ENTRIES SHOWN

• • • • • • •

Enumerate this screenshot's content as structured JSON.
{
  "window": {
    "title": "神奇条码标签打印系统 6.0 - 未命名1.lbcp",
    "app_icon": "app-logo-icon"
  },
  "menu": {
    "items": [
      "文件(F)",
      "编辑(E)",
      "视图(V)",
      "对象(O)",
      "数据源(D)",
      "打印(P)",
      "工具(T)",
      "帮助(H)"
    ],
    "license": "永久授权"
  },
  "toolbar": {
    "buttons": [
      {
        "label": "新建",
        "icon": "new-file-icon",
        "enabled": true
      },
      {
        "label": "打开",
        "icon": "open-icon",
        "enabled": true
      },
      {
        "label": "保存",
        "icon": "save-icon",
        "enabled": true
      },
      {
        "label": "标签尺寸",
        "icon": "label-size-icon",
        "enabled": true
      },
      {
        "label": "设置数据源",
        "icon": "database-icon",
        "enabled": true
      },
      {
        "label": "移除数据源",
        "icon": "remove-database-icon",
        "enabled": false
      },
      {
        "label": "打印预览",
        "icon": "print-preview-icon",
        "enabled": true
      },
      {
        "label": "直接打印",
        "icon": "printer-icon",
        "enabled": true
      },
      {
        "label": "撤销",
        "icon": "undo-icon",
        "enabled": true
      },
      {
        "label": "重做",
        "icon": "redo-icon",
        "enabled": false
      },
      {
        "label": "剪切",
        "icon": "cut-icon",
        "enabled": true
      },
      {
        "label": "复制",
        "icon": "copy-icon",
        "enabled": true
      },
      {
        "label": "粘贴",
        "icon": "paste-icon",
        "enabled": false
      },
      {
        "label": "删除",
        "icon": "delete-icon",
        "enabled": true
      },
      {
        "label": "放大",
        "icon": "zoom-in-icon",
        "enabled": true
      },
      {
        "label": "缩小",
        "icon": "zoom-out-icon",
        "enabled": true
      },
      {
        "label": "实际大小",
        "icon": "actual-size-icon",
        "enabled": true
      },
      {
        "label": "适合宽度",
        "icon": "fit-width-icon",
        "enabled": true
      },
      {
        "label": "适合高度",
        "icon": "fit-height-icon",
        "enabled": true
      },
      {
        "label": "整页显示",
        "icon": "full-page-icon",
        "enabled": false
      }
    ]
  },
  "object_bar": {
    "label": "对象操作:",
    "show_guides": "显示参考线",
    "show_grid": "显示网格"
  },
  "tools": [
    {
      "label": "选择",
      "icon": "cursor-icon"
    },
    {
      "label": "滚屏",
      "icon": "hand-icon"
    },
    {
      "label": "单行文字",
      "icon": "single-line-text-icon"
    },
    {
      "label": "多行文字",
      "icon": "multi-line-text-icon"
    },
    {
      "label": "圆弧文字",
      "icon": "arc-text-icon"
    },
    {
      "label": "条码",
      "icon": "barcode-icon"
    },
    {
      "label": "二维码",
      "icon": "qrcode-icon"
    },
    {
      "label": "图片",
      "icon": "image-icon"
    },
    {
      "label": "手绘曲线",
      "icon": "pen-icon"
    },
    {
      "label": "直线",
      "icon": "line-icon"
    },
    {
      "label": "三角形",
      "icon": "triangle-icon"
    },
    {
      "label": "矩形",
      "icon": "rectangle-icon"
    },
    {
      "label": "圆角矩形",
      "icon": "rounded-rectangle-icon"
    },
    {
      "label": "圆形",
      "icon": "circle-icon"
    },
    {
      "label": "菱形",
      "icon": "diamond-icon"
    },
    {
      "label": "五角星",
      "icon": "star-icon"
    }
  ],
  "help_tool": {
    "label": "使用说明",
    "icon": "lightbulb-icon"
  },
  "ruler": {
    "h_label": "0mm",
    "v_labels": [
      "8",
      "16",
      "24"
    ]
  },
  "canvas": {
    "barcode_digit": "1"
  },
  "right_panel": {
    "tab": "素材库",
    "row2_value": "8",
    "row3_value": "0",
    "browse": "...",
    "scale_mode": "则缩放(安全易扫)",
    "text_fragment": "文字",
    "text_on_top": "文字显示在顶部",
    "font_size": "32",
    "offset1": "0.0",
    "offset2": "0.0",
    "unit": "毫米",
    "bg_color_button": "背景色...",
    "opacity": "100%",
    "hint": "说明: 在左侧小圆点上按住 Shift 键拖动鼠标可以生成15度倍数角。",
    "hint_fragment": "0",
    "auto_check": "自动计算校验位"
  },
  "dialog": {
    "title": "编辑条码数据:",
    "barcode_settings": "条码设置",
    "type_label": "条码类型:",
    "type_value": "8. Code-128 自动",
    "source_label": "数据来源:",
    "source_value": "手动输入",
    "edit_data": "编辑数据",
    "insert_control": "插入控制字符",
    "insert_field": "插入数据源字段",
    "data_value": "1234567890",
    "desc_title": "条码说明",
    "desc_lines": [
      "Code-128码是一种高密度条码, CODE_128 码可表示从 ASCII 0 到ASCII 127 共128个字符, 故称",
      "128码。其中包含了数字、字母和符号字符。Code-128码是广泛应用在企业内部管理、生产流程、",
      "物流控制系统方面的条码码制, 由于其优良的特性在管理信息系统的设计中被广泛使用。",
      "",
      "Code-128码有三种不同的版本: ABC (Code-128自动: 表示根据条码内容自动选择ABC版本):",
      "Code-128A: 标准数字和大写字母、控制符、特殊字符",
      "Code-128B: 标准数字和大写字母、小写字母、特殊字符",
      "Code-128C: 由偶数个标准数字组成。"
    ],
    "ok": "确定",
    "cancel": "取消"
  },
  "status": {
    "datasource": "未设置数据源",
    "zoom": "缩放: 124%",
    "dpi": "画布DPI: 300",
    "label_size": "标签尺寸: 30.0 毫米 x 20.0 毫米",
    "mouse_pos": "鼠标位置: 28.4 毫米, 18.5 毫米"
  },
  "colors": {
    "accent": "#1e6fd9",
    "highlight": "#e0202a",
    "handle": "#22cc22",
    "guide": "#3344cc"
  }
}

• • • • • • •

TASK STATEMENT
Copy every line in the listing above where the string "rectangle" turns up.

EXPECTED ANSWER
      "icon": "rectangle-icon"
      "icon": "rounded-rectangle-icon"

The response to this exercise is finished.